At Frankfort the high-tension circuits are conducted to three oil transformers of the type illustrated in Fig. 4 (not shown here). One of these, which was constructed by the Maschinenfabrik Oerlikon, reduces the potential of the line to 100 volts with a corresponding increase in the current strength. This transformer feeds a battery of 100 incandescent lamps arranged in the shape of an illuminated sign, and consumes about 100 h.p. that is, half of the power transmitted. The remaining part of the current, a trifle over 100 h.p., is converted by two transformers made by the Allgemeine Elektricitats-Gesellschaft, and also reduces the tension to 100 volts. These transformers, as will be seen, consist of three cores having the low potential secondary wound next to the iron and surrounded by the high potential primary, which is built up in sections to secure more thorough insulation. The secondary current from these transformers drives the large electric motor of the Allgemeine Elektricitats-Gesellschaft, which is illustrated in Fig. 5 (not shown here), as well as a number of smaller motors also built on the rotary phase system. The large motor has current led to it through six circuits, and makes 600 revolutions per minute. It is connected directly to a centrifugal pump, built by Brodnitz & Seydel, of Berlin, and raises the water for a large artificial waterfall to a height of 10 meters.

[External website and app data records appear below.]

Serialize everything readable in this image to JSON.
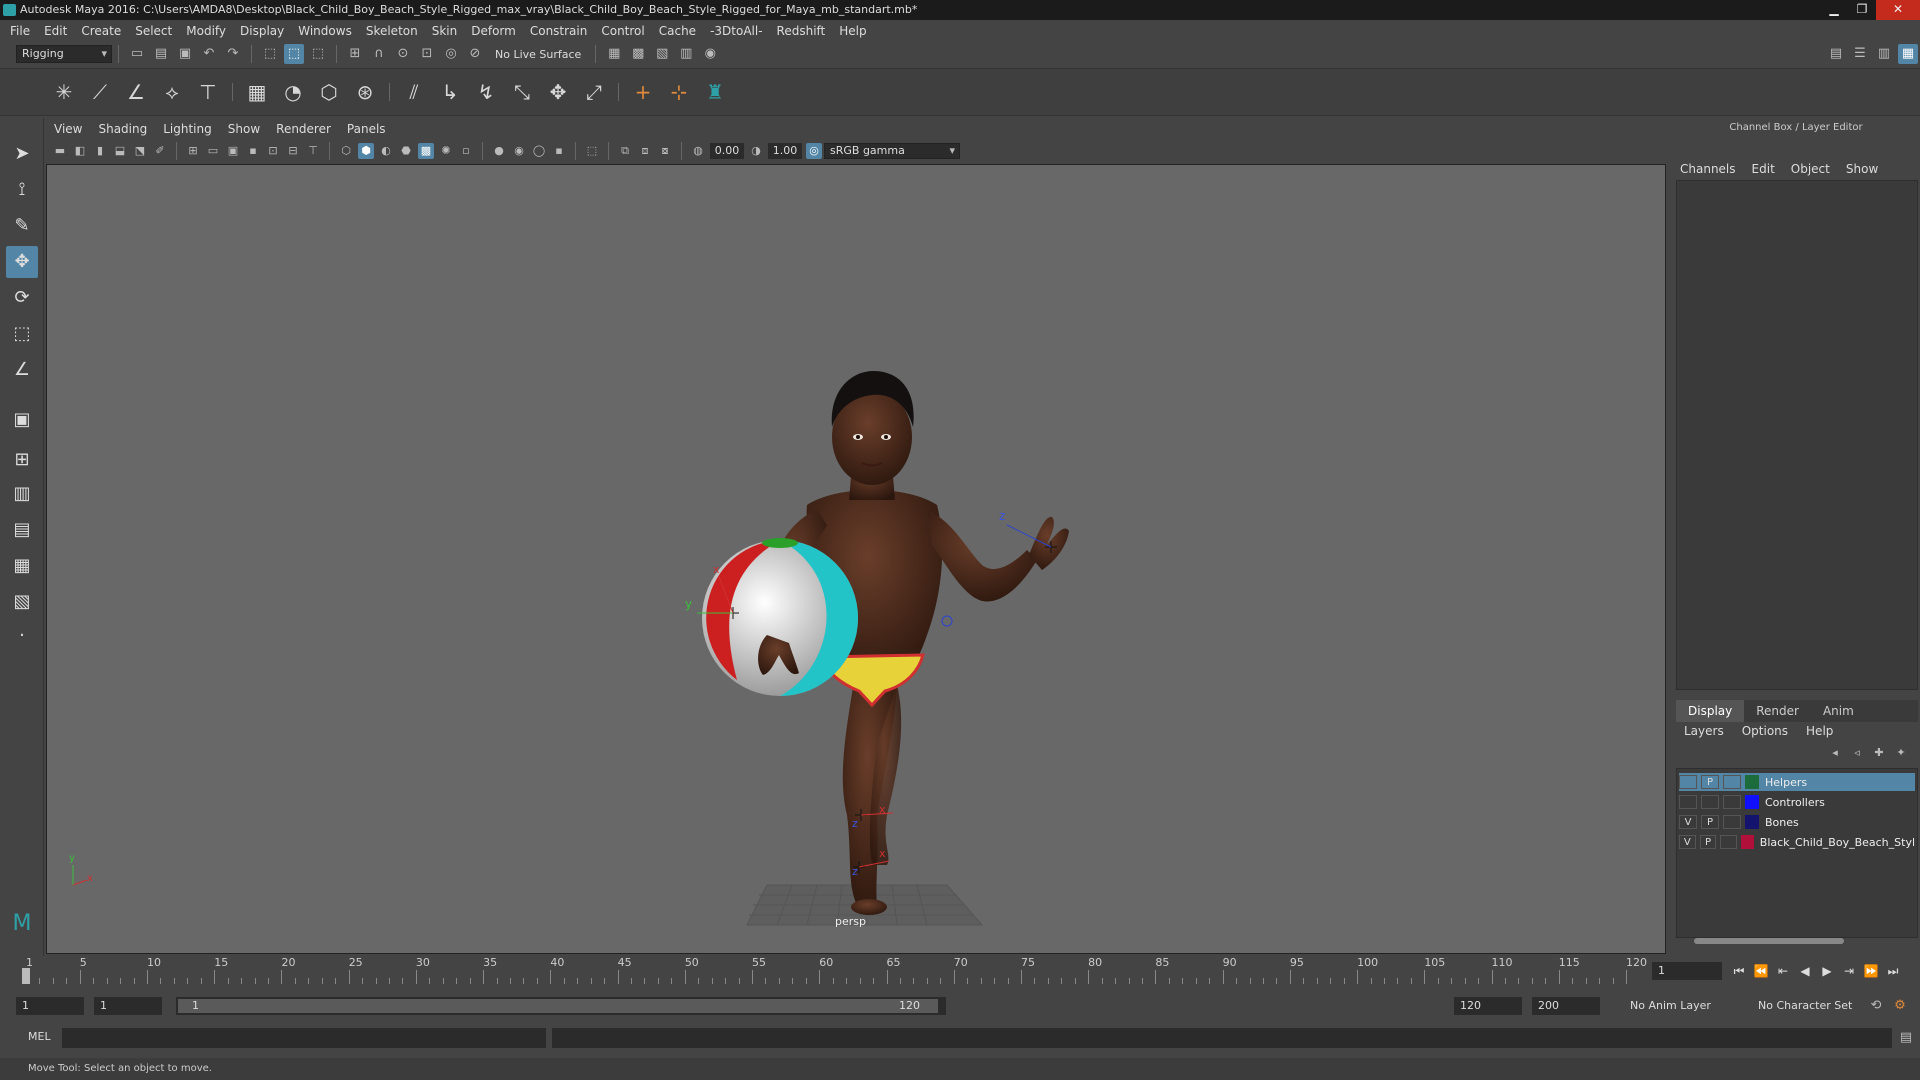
{
  "title_bar": {
    "title": "Autodesk Maya 2016: C:\\Users\\AMDA8\\Desktop\\Black_Child_Boy_Beach_Style_Rigged_max_vray\\Black_Child_Boy_Beach_Style_Rigged_for_Maya_mb_standart.mb*",
    "minimize": "▁",
    "restore": "❐",
    "close": "✕"
  },
  "menu": [
    "File",
    "Edit",
    "Create",
    "Select",
    "Modify",
    "Display",
    "Windows",
    "Skeleton",
    "Skin",
    "Deform",
    "Constrain",
    "Control",
    "Cache",
    "-3DtoAll-",
    "Redshift",
    "Help"
  ],
  "status_line": {
    "menu_set": "Rigging",
    "live_surface": "No Live Surface"
  },
  "viewport": {
    "menu": [
      "View",
      "Shading",
      "Lighting",
      "Show",
      "Renderer",
      "Panels"
    ],
    "exposure": "0.00",
    "gamma": "1.00",
    "color_space": "sRGB gamma",
    "camera_label": "persp",
    "axis_labels": {
      "z_hand": "z",
      "y_hand": "y",
      "x_hand": "x",
      "x_foot": "x",
      "z_foot": "z",
      "x_foot2": "x",
      "z_foot2": "z"
    },
    "origin_axes": {
      "y": "y",
      "x": "x"
    }
  },
  "channel_box": {
    "title": "Channel Box / Layer Editor",
    "tabs": [
      "Channels",
      "Edit",
      "Object",
      "Show"
    ]
  },
  "layer_editor": {
    "tabs": [
      "Display",
      "Render",
      "Anim"
    ],
    "menu": [
      "Layers",
      "Options",
      "Help"
    ],
    "layers": [
      {
        "name": "Helpers",
        "v": "",
        "p": "P",
        "color": "#1c6b3c",
        "selected": true
      },
      {
        "name": "Controllers",
        "v": "",
        "p": "",
        "color": "#1010ff",
        "selected": false
      },
      {
        "name": "Bones",
        "v": "V",
        "p": "P",
        "color": "#14146e",
        "selected": false
      },
      {
        "name": "Black_Child_Boy_Beach_Styl",
        "v": "V",
        "p": "P",
        "color": "#b0103a",
        "selected": false
      }
    ]
  },
  "time_slider": {
    "ticks": [
      "1",
      "5",
      "10",
      "15",
      "20",
      "25",
      "30",
      "35",
      "40",
      "45",
      "50",
      "55",
      "60",
      "65",
      "70",
      "75",
      "80",
      "85",
      "90",
      "95",
      "100",
      "105",
      "110",
      "115",
      "120"
    ],
    "current_frame": "1"
  },
  "range": {
    "start": "1",
    "playback_start": "1",
    "range_start_label": "1",
    "range_end_label": "120",
    "playback_end": "120",
    "end": "200",
    "anim_layer": "No Anim Layer",
    "character_set": "No Character Set"
  },
  "command_line": {
    "label": "MEL"
  },
  "help_line": "Move Tool: Select an object to move."
}
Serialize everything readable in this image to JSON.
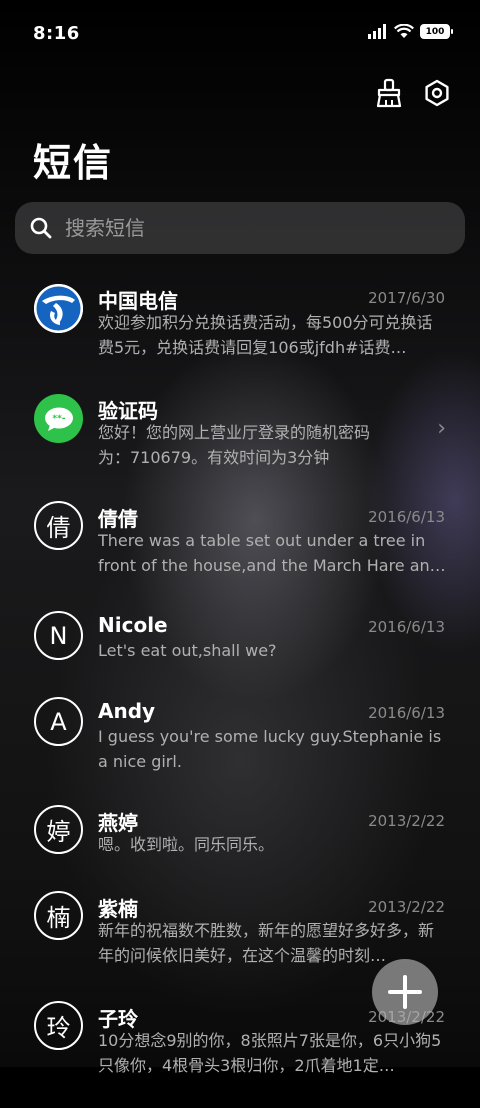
{
  "status_bar": {
    "time": "8:16",
    "battery": "100"
  },
  "header": {
    "title": "短信"
  },
  "search": {
    "placeholder": "搜索短信"
  },
  "messages": [
    {
      "name": "中国电信",
      "date": "2017/6/30",
      "preview": "欢迎参加积分兑换话费活动，每500分可兑换话费5元，兑换话费请回复106或jfdh#话费…",
      "avatar": "telecom-logo"
    },
    {
      "name": "验证码",
      "date": "",
      "preview": "您好！您的网上营业厅登录的随机密码为：710679。有效时间为3分钟",
      "avatar": "message-icon"
    },
    {
      "name": "倩倩",
      "date": "2016/6/13",
      "preview": "There was a table set out under a tree in front of the house,and the March Hare an…",
      "avatar_letter": "倩"
    },
    {
      "name": "Nicole",
      "date": "2016/6/13",
      "preview": "Let's eat out,shall we?",
      "avatar_letter": "N"
    },
    {
      "name": "Andy",
      "date": "2016/6/13",
      "preview": "I guess you're some lucky guy.Stephanie is a nice girl.",
      "avatar_letter": "A"
    },
    {
      "name": "燕婷",
      "date": "2013/2/22",
      "preview": "嗯。收到啦。同乐同乐。",
      "avatar_letter": "婷"
    },
    {
      "name": "紫楠",
      "date": "2013/2/22",
      "preview": "新年的祝福数不胜数，新年的愿望好多好多，新年的问候依旧美好，在这个温馨的时刻…",
      "avatar_letter": "楠"
    },
    {
      "name": "子玲",
      "date": "2013/2/22",
      "preview": "10分想念9别的你，8张照片7张是你，6只小狗5只像你，4根骨头3根归你，2爪着地1定…",
      "avatar_letter": "玲"
    }
  ]
}
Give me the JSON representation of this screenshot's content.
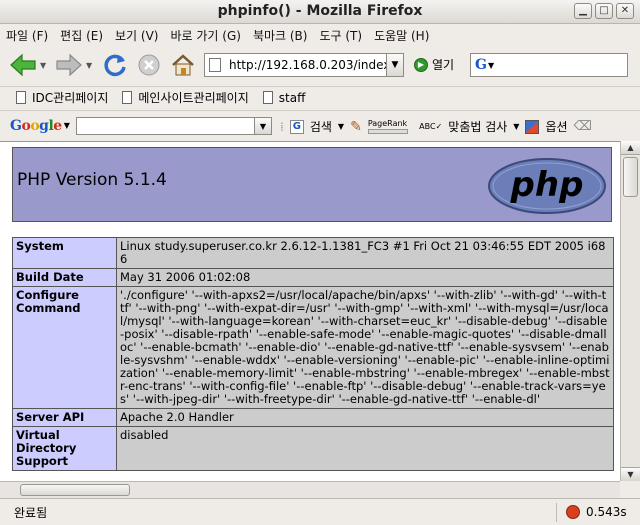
{
  "window": {
    "title": "phpinfo() - Mozilla Firefox"
  },
  "menubar": {
    "items": [
      "파일 (F)",
      "편집 (E)",
      "보기 (V)",
      "바로 가기 (G)",
      "북마크 (B)",
      "도구 (T)",
      "도움말 (H)"
    ]
  },
  "navbar": {
    "url": "http://192.168.0.203/index.",
    "go_label": "열기",
    "search_engine_letter": "G"
  },
  "bookmarks": {
    "items": [
      "IDC관리페이지",
      "메인사이트관리페이지",
      "staff"
    ]
  },
  "googlebar": {
    "logo": "Google",
    "search_label": "검색",
    "pagerank_label": "PageRank",
    "spell_label": "맞춤법 검사",
    "options_label": "옵션"
  },
  "page": {
    "header": "PHP Version 5.1.4",
    "logo_text": "php",
    "rows": [
      {
        "key": "System",
        "value": "Linux study.superuser.co.kr 2.6.12-1.1381_FC3 #1 Fri Oct 21 03:46:55 EDT 2005 i686"
      },
      {
        "key": "Build Date",
        "value": "May 31 2006 01:02:08"
      },
      {
        "key": "Configure Command",
        "value": "'./configure' '--with-apxs2=/usr/local/apache/bin/apxs' '--with-zlib' '--with-gd' '--with-ttf' '--with-png' '--with-expat-dir=/usr' '--with-gmp' '--with-xml' '--with-mysql=/usr/local/mysql' '--with-language=korean' '--with-charset=euc_kr' '--disable-debug' '--disable-posix' '--disable-rpath' '--enable-safe-mode' '--enable-magic-quotes' '--disable-dmalloc' '--enable-bcmath' '--enable-dio' '--enable-gd-native-ttf' '--enable-sysvsem' '--enable-sysvshm' '--enable-wddx' '--enable-versioning' '--enable-pic' '--enable-inline-optimization' '--enable-memory-limit' '--enable-mbstring' '--enable-mbregex' '--enable-mbstr-enc-trans' '--with-config-file' '--enable-ftp' '--disable-debug' '--enable-track-vars=yes' '--with-jpeg-dir' '--with-freetype-dir' '--enable-gd-native-ttf' '--enable-dl'"
      },
      {
        "key": "Server API",
        "value": "Apache 2.0 Handler"
      },
      {
        "key": "Virtual Directory Support",
        "value": "disabled"
      }
    ]
  },
  "status": {
    "text": "완료됨",
    "timing": "0.543s"
  }
}
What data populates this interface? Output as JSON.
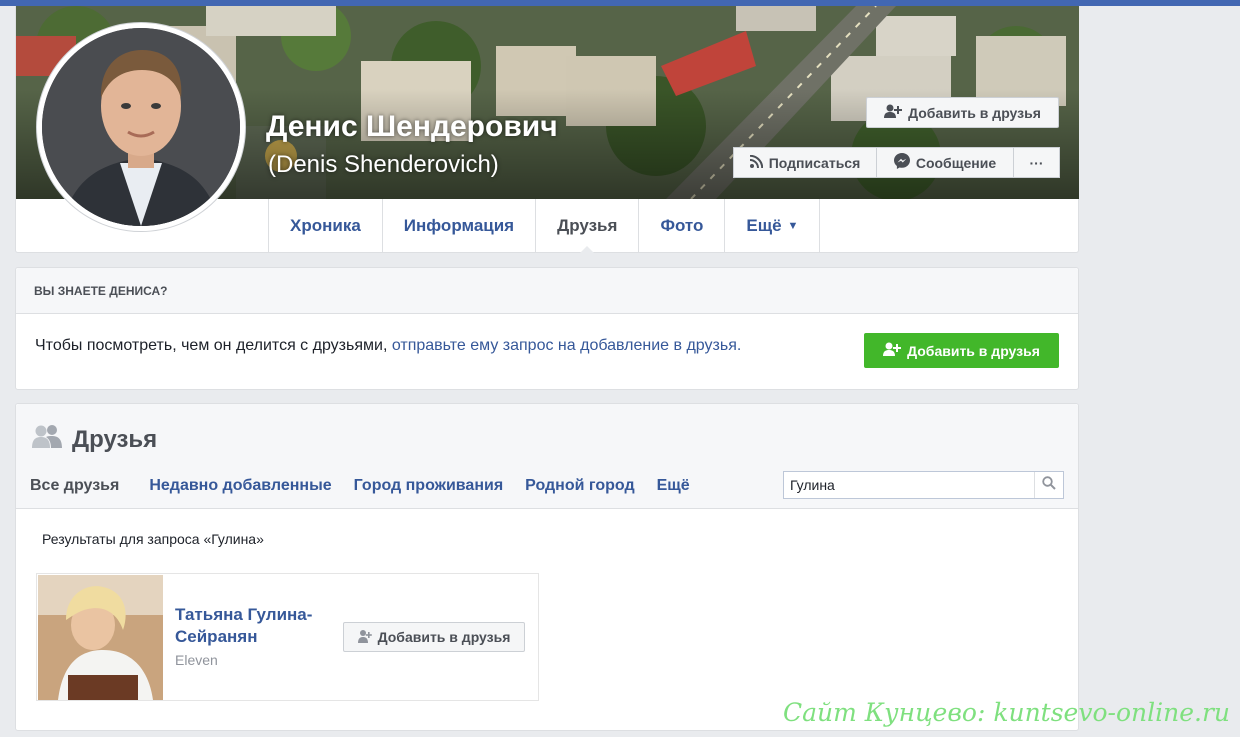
{
  "profile": {
    "name": "Денис Шендерович",
    "alt_name": "(Denis Shenderovich)",
    "add_friend_label": "Добавить в друзья",
    "follow_label": "Подписаться",
    "message_label": "Сообщение",
    "more_label": "···"
  },
  "tabs": [
    {
      "label": "Хроника"
    },
    {
      "label": "Информация"
    },
    {
      "label": "Друзья"
    },
    {
      "label": "Фото"
    },
    {
      "label": "Ещё"
    }
  ],
  "know_card": {
    "heading": "ВЫ ЗНАЕТЕ ДЕНИСА?",
    "text_plain": "Чтобы посмотреть, чем он делится с друзьями,",
    "text_link": "отправьте ему запрос на добавление в друзья.",
    "button_label": "Добавить в друзья"
  },
  "friends": {
    "title": "Друзья",
    "tabs": [
      "Все друзья",
      "Недавно добавленные",
      "Город проживания",
      "Родной город",
      "Ещё"
    ],
    "search_value": "Гулина",
    "results_label": "Результаты для запроса «Гулина»",
    "results": [
      {
        "name": "Татьяна Гулина-Сейранян",
        "subtitle": "Eleven",
        "button_label": "Добавить в друзья"
      }
    ]
  },
  "watermark": "Сайт Кунцево:  kuntsevo-online.ru",
  "colors": {
    "brand_blue": "#4267b2",
    "link_blue": "#365899",
    "green": "#42b72a",
    "watermark_green": "#7fe07f"
  },
  "icons": [
    "add-friend-icon",
    "rss-icon",
    "messenger-icon",
    "friends-icon",
    "search-icon",
    "chevron-down-icon"
  ]
}
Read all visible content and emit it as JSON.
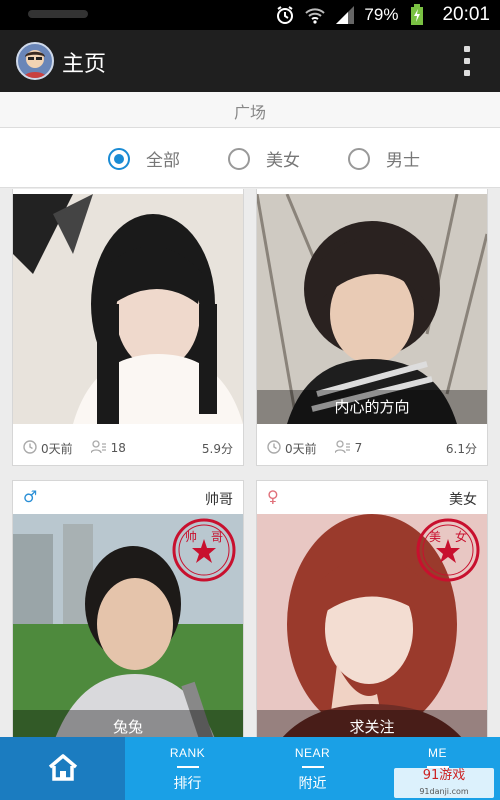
{
  "status_bar": {
    "battery": "79%",
    "time": "20:01"
  },
  "app_bar": {
    "title": "主页"
  },
  "section": {
    "title": "广场"
  },
  "filter": {
    "options": [
      {
        "label": "全部",
        "checked": true
      },
      {
        "label": "美女",
        "checked": false
      },
      {
        "label": "男士",
        "checked": false
      }
    ]
  },
  "cards": [
    {
      "caption": "",
      "time": "0天前",
      "fans": "18",
      "score": "5.9分"
    },
    {
      "caption": "内心的方向",
      "time": "0天前",
      "fans": "7",
      "score": "6.1分"
    },
    {
      "gender": "♂",
      "tag": "帅哥",
      "caption": "兔兔",
      "stamp": "帅哥"
    },
    {
      "gender": "♀",
      "tag": "美女",
      "caption": "求关注",
      "stamp": "美女"
    }
  ],
  "tabs": [
    {
      "en": "",
      "cn": "",
      "icon": "home-icon"
    },
    {
      "en": "RANK",
      "cn": "排行"
    },
    {
      "en": "NEAR",
      "cn": "附近"
    },
    {
      "en": "ME",
      "cn": ""
    }
  ],
  "watermark": {
    "brand": "91游戏",
    "site": "91danji.com"
  },
  "colors": {
    "accent": "#1a8bd4",
    "tabbar": "#1aa0e6",
    "tab_active": "#1b7cc0",
    "appbar": "#1f1f1f",
    "male": "#2a8fd6",
    "female": "#e0707a"
  }
}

|Keywords:||Lauffen-Frankfort : Power Transmission : Oil Insulator : Johnson & Phillips : Patent : CD 244|
|Researcher notes:||Porcelain insulator is the Johnson & Phillips patent insulator. The glass insulator is CD 244 with multiple oil cups|
|Supplemental information:||Patent: 201,615 Patent: 524,659 Articles: 4824, 4760|
|Date completed:||December 17, 2004 by: Elton Gish;|